Before the wind shifted round an attempt was made at hoisting the newly repaired asymmetric spinnaker only to have one of the repairs fail and the kite was subsequently dropped repaired and bagged. With the wind shifting on us the downwind mizzen staysail was dropped to the delight of the helmsmen, who could now see where they were heading for the first time in ages.

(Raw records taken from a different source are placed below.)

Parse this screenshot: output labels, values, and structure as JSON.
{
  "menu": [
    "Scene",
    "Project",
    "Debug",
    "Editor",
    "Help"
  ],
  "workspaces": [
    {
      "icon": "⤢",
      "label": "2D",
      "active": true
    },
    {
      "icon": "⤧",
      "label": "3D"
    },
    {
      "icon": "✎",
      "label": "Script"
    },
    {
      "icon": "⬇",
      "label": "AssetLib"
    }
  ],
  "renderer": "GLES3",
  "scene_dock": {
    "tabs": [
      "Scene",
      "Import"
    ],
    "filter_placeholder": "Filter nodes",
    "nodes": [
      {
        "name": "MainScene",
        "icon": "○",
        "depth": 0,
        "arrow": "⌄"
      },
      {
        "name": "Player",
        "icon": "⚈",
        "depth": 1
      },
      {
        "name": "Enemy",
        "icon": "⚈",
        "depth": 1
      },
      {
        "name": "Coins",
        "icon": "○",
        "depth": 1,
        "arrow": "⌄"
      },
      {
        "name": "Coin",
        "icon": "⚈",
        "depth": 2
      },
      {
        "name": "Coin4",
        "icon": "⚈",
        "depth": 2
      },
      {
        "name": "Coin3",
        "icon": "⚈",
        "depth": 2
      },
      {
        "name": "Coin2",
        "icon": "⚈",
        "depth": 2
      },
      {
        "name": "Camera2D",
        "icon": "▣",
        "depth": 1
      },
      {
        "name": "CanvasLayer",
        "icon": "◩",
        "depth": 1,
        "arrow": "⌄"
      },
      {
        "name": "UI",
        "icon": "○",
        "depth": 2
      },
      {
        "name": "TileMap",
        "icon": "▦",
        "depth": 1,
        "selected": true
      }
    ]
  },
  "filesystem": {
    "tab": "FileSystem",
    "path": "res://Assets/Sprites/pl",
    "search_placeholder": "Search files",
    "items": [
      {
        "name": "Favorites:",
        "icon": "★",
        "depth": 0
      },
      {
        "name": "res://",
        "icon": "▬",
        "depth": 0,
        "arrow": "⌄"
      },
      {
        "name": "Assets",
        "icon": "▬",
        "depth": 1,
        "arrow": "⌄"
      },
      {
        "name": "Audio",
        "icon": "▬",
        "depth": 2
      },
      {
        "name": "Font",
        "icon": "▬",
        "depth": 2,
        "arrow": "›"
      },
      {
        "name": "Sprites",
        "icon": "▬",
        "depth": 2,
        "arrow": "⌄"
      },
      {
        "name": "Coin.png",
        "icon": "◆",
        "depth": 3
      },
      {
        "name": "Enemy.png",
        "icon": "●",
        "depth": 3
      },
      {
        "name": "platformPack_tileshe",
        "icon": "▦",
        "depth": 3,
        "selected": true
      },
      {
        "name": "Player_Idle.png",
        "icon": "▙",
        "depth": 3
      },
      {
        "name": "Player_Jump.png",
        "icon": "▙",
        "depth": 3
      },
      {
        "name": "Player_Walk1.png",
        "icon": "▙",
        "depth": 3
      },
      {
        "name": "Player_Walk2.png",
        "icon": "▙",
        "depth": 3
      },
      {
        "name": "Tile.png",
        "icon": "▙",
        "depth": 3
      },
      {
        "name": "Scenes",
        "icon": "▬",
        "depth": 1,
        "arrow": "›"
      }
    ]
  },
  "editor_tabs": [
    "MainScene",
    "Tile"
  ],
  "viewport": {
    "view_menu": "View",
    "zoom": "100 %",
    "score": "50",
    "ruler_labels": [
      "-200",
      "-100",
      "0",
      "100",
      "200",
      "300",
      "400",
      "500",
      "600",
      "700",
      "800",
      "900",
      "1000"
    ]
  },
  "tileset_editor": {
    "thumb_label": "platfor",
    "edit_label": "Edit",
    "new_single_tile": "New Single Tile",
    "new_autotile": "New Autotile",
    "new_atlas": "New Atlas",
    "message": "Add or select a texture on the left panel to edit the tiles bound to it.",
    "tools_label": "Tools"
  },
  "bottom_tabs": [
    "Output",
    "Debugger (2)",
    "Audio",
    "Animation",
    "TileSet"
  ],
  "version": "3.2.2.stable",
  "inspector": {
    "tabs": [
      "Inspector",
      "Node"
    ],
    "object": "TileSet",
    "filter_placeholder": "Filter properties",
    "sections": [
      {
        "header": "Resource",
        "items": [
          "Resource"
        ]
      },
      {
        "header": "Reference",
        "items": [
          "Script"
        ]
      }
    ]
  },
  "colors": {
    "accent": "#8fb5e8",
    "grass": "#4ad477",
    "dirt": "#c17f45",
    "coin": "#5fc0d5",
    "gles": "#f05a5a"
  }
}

The heel ever present, mother watch was a task today but all powered through and time was even spared to prepare and perform an alternative St. David’s day story. On watches have done a sterling job with multiple headsail changes and reefs put in even through adverse conditions. At times it often feels like a rollercoaster below, with flying tortilla chips taking centre (and back) stage over dinner. Due on deck in three hours and yet to experience this sort of weather and I find myself clutching my shower gel wondering whether the foredeck would compare to a shore based shower pressure. On a more serious note everybody is in full race mode and sailing the boat hard and fast reaching speeds of 10 knots with two reefs in the main and the No. 2 Yankee up, pelting towards our finish line.
Two hours later…
It is now blowing between a Force 7 and a Force 8. Our current rig is the number 3 Yankee, staysail and main (three reefs). There’s water running over the deck and through the cockpit but over the howl of the wind the cry of Viking watch’s song can still be heard … !
Catching up: Max, Alexander Von Humboldt II
12 August: Today was an all around uneventful day. From the early morning to late night there were clear skies and next to no wind. During the day the sun was shining and everyone had a chance to enjoy some nice weather before the incoming storm (tomorrow). The average sailing speed was around 4 knots, so therefore not much ground was covered. So far the meals have been consistently good and everyone is excited to continue sailing.
13 August: Today there was a little to no winds, with an average speed of three knots.The day seemed pretty normal until at about 2pm we received news on the intercom that everyone was to meet out on the main deck. The reason for this was to play a series of very fun sailing-based games all called “Neptune’s Games”. These consisted of the watches in games such as who can hang on a rope the longest, who can raise a sail the fastest, who can throw a heaving line into the mini swimming pool and who can win tug of war. These games were played with watches going against each other (0-4, 4-8, 8-12) and the 4-8 watch (my watch) won by a few points all together.
To signify the end of these games all of the crew were “christened” in a six by four foot pool in the middle of the main deck to pass the middle of the Atlantic Ocean, and to receive, once again, a shot of rum to sail well cleaned outside and inside from the New World to the Old World.
14 August: Today, unlike yesterday, was very cold and rainy. The average speed for the majority of the day was 8-9 knots so that gave everyone a great chance to work on sailing techniques and experience the boat at a 20 degree angle.
Banner and feature image: On the bow sprit – Valery Vasilevskiy